◆ Directions:
Please set down only the lines between the line containing "Output a JSON" and the end of the records, inclusive, exactly as they stand.

◆ Data for the task:
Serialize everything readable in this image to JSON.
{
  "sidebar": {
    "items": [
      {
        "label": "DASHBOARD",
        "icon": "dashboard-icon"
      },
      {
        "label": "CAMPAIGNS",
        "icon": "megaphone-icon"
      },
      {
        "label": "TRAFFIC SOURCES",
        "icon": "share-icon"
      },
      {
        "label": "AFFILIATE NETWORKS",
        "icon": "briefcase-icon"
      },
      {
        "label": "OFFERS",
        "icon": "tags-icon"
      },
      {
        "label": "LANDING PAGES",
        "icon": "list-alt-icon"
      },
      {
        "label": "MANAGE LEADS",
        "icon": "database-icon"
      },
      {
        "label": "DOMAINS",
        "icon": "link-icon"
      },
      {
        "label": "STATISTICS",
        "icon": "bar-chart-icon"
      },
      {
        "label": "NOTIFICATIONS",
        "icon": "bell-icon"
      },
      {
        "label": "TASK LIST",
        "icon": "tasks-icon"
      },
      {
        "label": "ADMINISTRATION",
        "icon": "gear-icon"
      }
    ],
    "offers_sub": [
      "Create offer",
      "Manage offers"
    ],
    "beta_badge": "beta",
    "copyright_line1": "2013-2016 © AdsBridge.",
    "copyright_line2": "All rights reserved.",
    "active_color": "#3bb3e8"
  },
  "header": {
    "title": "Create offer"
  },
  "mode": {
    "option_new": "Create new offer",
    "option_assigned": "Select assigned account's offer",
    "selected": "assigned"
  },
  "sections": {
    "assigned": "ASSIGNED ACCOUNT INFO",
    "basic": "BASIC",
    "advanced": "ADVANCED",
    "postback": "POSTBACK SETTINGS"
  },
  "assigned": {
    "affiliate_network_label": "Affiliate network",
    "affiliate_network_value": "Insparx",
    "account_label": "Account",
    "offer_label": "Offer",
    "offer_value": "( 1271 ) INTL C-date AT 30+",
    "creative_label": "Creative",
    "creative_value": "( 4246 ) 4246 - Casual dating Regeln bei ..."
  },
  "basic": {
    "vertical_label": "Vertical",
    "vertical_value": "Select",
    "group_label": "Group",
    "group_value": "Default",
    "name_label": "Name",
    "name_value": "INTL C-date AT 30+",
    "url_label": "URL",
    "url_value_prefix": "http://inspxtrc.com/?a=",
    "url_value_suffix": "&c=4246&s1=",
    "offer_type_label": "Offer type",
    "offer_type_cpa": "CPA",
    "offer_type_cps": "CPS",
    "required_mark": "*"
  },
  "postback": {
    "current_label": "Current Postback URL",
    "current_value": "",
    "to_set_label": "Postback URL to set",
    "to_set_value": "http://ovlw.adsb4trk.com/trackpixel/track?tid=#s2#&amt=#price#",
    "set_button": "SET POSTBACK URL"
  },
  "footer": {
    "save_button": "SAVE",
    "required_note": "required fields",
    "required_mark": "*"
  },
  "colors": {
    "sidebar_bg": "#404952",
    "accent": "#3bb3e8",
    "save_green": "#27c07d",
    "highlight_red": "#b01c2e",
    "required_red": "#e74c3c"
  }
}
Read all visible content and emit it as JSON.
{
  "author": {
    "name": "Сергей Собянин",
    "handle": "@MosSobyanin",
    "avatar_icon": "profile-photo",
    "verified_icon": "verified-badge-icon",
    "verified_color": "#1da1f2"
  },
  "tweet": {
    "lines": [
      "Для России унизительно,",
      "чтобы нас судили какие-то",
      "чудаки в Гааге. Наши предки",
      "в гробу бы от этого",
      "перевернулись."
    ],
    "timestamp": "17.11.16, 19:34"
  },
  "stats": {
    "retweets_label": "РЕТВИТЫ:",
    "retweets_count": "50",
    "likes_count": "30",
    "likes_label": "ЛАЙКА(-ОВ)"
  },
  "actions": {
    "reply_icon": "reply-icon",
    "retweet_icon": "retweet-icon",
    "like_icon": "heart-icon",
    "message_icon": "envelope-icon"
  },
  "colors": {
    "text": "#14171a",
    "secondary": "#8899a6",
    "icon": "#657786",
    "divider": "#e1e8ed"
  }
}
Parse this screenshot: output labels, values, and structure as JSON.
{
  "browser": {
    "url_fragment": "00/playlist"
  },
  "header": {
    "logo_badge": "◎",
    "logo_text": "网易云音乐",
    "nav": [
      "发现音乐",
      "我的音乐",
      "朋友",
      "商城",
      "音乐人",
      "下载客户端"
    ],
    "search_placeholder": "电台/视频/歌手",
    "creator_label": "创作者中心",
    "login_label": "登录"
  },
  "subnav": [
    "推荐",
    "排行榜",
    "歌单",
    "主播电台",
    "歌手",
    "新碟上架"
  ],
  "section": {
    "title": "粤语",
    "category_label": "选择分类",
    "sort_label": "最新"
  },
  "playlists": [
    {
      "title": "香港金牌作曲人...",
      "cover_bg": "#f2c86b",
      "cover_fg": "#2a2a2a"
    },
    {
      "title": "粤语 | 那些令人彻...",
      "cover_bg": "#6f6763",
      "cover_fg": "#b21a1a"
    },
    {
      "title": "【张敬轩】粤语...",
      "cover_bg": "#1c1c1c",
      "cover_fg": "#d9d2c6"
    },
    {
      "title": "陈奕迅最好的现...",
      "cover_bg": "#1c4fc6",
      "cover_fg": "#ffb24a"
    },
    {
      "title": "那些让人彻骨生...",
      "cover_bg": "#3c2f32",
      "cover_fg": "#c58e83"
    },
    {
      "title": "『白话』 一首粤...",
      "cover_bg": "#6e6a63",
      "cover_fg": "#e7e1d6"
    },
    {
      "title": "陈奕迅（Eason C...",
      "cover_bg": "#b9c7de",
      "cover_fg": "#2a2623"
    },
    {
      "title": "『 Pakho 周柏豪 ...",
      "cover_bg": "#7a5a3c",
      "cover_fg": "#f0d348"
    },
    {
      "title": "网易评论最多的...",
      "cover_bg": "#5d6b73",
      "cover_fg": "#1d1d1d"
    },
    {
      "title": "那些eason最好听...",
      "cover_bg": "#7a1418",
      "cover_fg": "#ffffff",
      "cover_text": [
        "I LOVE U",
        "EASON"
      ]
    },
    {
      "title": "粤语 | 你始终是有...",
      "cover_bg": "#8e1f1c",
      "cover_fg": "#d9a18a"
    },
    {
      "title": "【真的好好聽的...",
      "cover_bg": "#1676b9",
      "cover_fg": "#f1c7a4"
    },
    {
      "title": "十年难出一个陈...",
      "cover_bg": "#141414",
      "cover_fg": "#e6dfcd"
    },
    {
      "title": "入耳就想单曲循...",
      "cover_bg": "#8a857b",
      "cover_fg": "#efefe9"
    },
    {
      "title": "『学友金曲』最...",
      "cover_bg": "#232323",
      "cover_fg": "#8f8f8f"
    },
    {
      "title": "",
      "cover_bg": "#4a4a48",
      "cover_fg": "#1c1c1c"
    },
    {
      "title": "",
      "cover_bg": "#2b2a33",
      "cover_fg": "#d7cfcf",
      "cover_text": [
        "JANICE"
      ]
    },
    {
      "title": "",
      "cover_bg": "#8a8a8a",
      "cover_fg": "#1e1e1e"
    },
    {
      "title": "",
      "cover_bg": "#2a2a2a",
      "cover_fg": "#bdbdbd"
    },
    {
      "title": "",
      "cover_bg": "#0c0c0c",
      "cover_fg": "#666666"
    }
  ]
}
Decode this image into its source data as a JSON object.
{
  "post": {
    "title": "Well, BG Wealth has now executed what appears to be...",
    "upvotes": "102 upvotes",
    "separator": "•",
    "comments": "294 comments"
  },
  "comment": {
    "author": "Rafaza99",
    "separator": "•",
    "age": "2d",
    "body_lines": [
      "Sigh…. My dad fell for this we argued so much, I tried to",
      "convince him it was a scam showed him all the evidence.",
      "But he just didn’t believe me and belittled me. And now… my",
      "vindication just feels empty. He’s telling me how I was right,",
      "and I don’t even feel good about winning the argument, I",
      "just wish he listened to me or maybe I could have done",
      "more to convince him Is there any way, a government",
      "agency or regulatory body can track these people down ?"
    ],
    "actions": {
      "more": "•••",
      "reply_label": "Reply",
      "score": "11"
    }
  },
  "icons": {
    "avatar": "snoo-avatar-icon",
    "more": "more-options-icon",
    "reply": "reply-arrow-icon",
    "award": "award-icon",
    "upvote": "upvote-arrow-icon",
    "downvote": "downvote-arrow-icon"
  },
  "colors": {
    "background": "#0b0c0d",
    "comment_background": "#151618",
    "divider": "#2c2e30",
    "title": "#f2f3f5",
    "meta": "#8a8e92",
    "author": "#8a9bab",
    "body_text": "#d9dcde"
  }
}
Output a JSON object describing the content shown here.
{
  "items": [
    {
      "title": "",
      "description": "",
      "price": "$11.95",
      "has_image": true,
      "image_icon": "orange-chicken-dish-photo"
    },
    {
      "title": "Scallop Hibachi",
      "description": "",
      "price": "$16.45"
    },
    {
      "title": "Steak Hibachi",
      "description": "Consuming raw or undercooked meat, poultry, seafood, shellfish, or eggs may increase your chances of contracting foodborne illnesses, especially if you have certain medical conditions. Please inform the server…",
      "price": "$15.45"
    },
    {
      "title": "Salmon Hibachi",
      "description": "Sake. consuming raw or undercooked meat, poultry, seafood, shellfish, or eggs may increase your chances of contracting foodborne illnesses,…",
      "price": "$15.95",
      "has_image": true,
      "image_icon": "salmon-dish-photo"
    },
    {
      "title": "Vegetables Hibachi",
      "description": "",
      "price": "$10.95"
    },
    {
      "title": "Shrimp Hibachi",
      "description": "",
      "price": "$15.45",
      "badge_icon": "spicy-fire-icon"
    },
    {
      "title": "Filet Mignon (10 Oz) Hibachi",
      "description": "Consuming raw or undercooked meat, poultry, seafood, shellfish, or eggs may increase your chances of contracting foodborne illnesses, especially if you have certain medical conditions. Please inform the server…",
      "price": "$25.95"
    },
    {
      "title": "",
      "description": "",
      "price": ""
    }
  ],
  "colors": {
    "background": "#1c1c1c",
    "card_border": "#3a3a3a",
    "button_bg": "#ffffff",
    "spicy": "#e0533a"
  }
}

◆ Answer to this task:
Output a JSON object describing the content shown here.
{
  "items": [
    {
      "title": "",
      "description": "",
      "price": "$11.95",
      "has_image": true,
      "image_icon": "orange-chicken-dish-photo"
    },
    {
      "title": "Scallop Hibachi",
      "description": "",
      "price": "$16.45"
    },
    {
      "title": "Steak Hibachi",
      "description": "Consuming raw or undercooked meat, poultry, seafood, shellfish, or eggs may increase your chances of contracting foodborne illnesses, especially if you have certain medical conditions. Please inform the server…",
      "price": "$15.45"
    },
    {
      "title": "Salmon Hibachi",
      "description": "Sake. consuming raw or undercooked meat, poultry, seafood, shellfish, or eggs may increase your chances of contracting foodborne illnesses,…",
      "price": "$15.95",
      "has_image": true,
      "image_icon": "salmon-dish-photo"
    },
    {
      "title": "Vegetables Hibachi",
      "description": "",
      "price": "$10.95"
    },
    {
      "title": "Shrimp Hibachi",
      "description": "",
      "price": "$15.45",
      "badge_icon": "spicy-fire-icon"
    },
    {
      "title": "Filet Mignon (10 Oz) Hibachi",
      "description": "Consuming raw or undercooked meat, poultry, seafood, shellfish, or eggs may increase your chances of contracting foodborne illnesses, especially if you have certain medical conditions. Please inform the server…",
      "price": "$25.95"
    },
    {
      "title": "",
      "description": "",
      "price": ""
    }
  ],
  "colors": {
    "background": "#1c1c1c",
    "card_border": "#3a3a3a",
    "button_bg": "#ffffff",
    "spicy": "#e0533a"
  }
}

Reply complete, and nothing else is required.